At Penn State, he inherited Saquon Barkley. Yeah, that helped.

But lots of teams have high-end individual talent on offense, even if they don’t have Barkley. Moorhead helped turn Trace McSorley into one of the best QBs in the country overnight, and he drew up some plays in huge moments (like this) that turned out brilliant.

Moorhead explained his offensive philosophy in great detail in an interview with SB Nation’s Bill Connelly.
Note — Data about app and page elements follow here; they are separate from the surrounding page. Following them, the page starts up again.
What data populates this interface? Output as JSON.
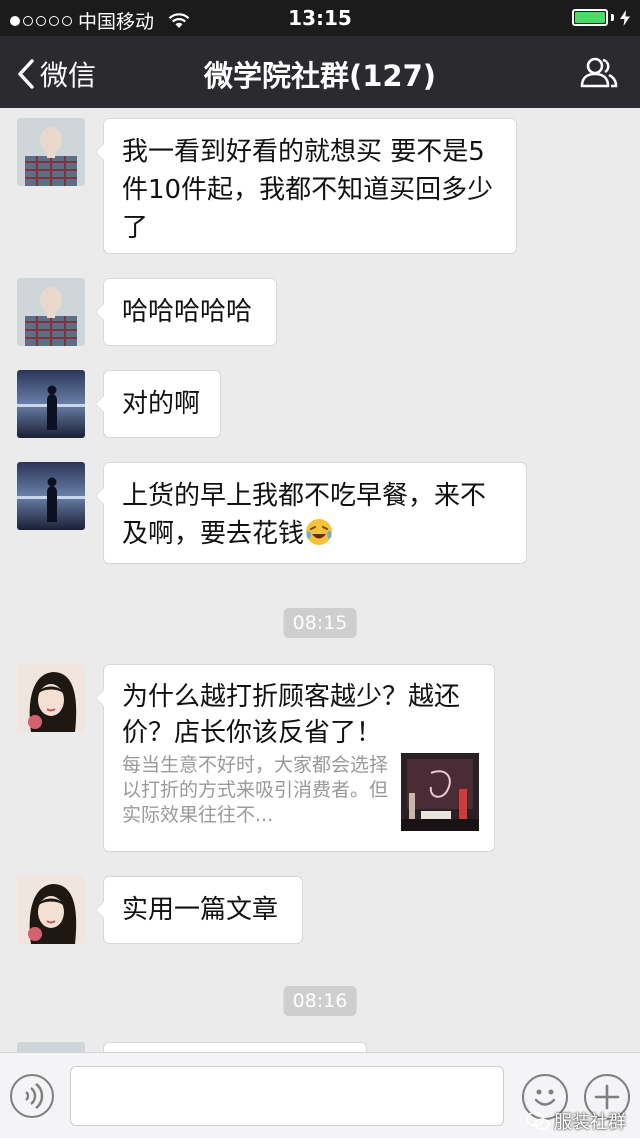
{
  "status_bar": {
    "carrier": "中国移动",
    "time": "13:15",
    "signal_dots_filled": 1,
    "signal_dots_total": 5,
    "battery_level": 1.0
  },
  "nav": {
    "back_label": "微信",
    "title": "微学院社群(127)",
    "back_icon": "chevron-left-icon",
    "members_icon": "group-members-icon"
  },
  "messages": [
    {
      "type": "text",
      "avatar": "avatar-woman-plaid",
      "text": "我一看到好看的就想买  要不是5件10件起，我都不知道买回多少了"
    },
    {
      "type": "text",
      "avatar": "avatar-woman-plaid",
      "text": "哈哈哈哈哈"
    },
    {
      "type": "text",
      "avatar": "avatar-silhouette-sea",
      "text": "对的啊"
    },
    {
      "type": "text",
      "avatar": "avatar-silhouette-sea",
      "text": "上货的早上我都不吃早餐，来不及啊，要去花钱",
      "emoji": "laughing-tears-emoji"
    },
    {
      "type": "time",
      "text": "08:15"
    },
    {
      "type": "link",
      "avatar": "avatar-woman-portrait",
      "title": "为什么越打折顾客越少？越还价？店长你该反省了！",
      "description": "每当生意不好时，大家都会选择以打折的方式来吸引消费者。但实际效果往往不..."
    },
    {
      "type": "text",
      "avatar": "avatar-woman-portrait",
      "text": "实用一篇文章"
    },
    {
      "type": "time",
      "text": "08:16"
    }
  ],
  "input_bar": {
    "voice_icon": "voice-icon",
    "emoji_icon": "emoji-icon",
    "plus_icon": "plus-icon",
    "text_value": ""
  },
  "watermark": {
    "text": "服装社群"
  },
  "colors": {
    "status_bar_bg": "#1b1b1b",
    "nav_bg": "#2b2b2f",
    "chat_bg": "#ebebeb",
    "battery_fill": "#4cd964"
  }
}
These are the key points of emphasis in a Moorhead offense:

  • Use the same personnel as much as possible, to keep defenses guessing.
  • Teach the QB a lot, and empower him to make decisions.
  • Put an option read onto every play, giving the QB choices if things look bad.
  • Don’t get locked into one offensive system, which defenses can dictate to.
  • Adapt to players’ strengths, rather than forcing them to fit a particular mold.

This, from Moorhead, is maybe the best summation of what MSU will look like:

“What excites me the most is the simplicity and flexibility of our system,” he says. “We can tailor it to a running quarterback, and we can tailor it to a throwing quarterback. If we need to pass more because that’s our strength, then we’ve done that — 5,000 yards one year at Fordham, and Trace has broken all the records at Penn State. If it’s a team that’s more offensive line-centered and run game-centered, then we can lean on that. We’ve never been higher than 55 percent [run or pass], one way or the other.”

Mississippi fans, as you’d expect, are excited about the potential here.

From MSU blog For Whom the Cowbell Tolls:

Moorhead clearly means business here at Mississippi State. Never in my life have I been so excited for a coach. Mark my words. He will be the greatest coach in program history. Go on and get him a place ready in the record books and in the ring of honor. If his word is indication of what we will be seeing in the future, we are in for some of the most fun days in history. The best is yet to come, because JoMo is bringing it. September 1st when we play Stephen F. Austin to kick off the 2018 year will be the start of the glory days of Mississippi State Football. I and hopefully everyone else will be begging for Moor. Moor Cowbell that is.